This recipe does take two days to make, but I bet there's less than 20 minutes' actual work involved, and it gets you a head start on about twenty servings of dinner. One minute per serving? Not bad at all.

3 beef short ribs (about a pound each)
4 28-oz cans ground tomatoes
1-2 cups red wine
1 tsp dried garlic (fresh is fine too of course, but dried is easier and tastes just fine)
2 tbsp dried oregano
1 tsp red pepper flakes
salt and sugar to taste

Brown the short ribs well on all sides. As they brown, add the tomatoes and spices to the crockpot and set it to cook on high for 8 hours. When the ribs are browned, add them to the crockpot too. Deglaze the browning pan with the red wine. Use the deglazing liquid to rinse out the tomato cans, and pour the wine and last bits of tomatoes into the crock. Now cover it up and go away to do something else all day.
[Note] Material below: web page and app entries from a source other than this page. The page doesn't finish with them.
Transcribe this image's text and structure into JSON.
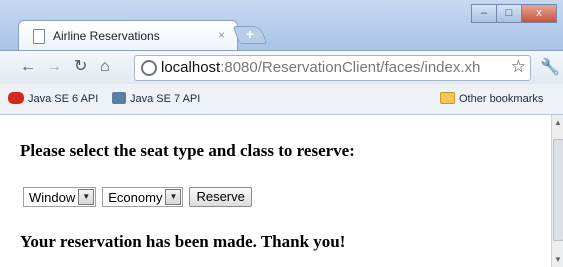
{
  "browser": {
    "tab_title": "Airline Reservations",
    "tab_close": "×",
    "new_tab": "+",
    "url_host": "localhost",
    "url_rest": ":8080/ReservationClient/faces/index.xh",
    "window_buttons": {
      "minimize": "–",
      "maximize": "□",
      "close": "x"
    }
  },
  "bookmarks": [
    {
      "label": "Java SE 6 API",
      "icon": "java-icon"
    },
    {
      "label": "Java SE 7 API",
      "icon": "sun-icon"
    }
  ],
  "other_bookmarks": "Other bookmarks",
  "page": {
    "heading": "Please select the seat type and class to reserve:",
    "seat_type": {
      "selected": "Window"
    },
    "seat_class": {
      "selected": "Economy"
    },
    "reserve_button": "Reserve",
    "confirmation": "Your reservation has been made. Thank you!"
  }
}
After 8 hours or so, lift out the short ribs and shake off any sauce that clings to them. Refrigerate the meat and sauce separately, and have something else for dinner. The next evening before dinner, de-bone and chop the meat. Pick most of the solid orange fat off the cold sauce and discard it (leave a few bits—they make the sauce better). Combine the chopped meat and sauce in a large pot. Heat thoroughly, mix well, and add sugar and salt to taste.* Have some for dinner and freeze the rest in pint sized containers. This recipe will fill seven containers if you don't have any for dinner.

*Tomatoes vary widely in how acidic they are. Sometimes I don't need to add any sugar, and sometimes the sauce has such a harsh bite I add a whole tablespoon. I have used pureed cooked carrots instead of sugar, which works very well, adds a nutritional boost, and is undetectable in the finished product, but I'm usually too lazy. As for salt, if you used canned tomatoes that contain salt already, you might not need to add any. If you used salt-free tomatoes, you'll probably want some.

Now, to define "some." I've always wondered, as I stood over my huge pot of sauce, guiltily wielding that salt shaker, how homemade sauce compared with commercial, and how many actual teaspoons of salt were in those jars at the store. Well, now that I have you people to please, I figured I'd actually, finally do the math and quit just wondering about it. So I googled "nutrition facts" "tomato sauce," recorded what I found for sodium, standardized the serving sizes and units of measure, did some number crunching, and found out that typical commercial sauce (not salt free or low salt) has about a teaspoon of salt per pint of sauce! If you can't visualize this, go measure out a teaspoon of salt. And then think of the volume (depending on your preferred indulgence) of a pint of beer or cream or chocolate fudge ripple. A whole teaspoon! Per pint! If I made my sauce as salty as commercial sauce, the recipe would call for more than two tablespoons of salt! I can't even imagine that tasting good! Sorry for all! the! punctuation! but I am shocked. And, I suppose, consoled. No matter how much salt I add to my sauce, it would still end up with a big "reduced sodium" sticker on it if I were selling it in the grocery store.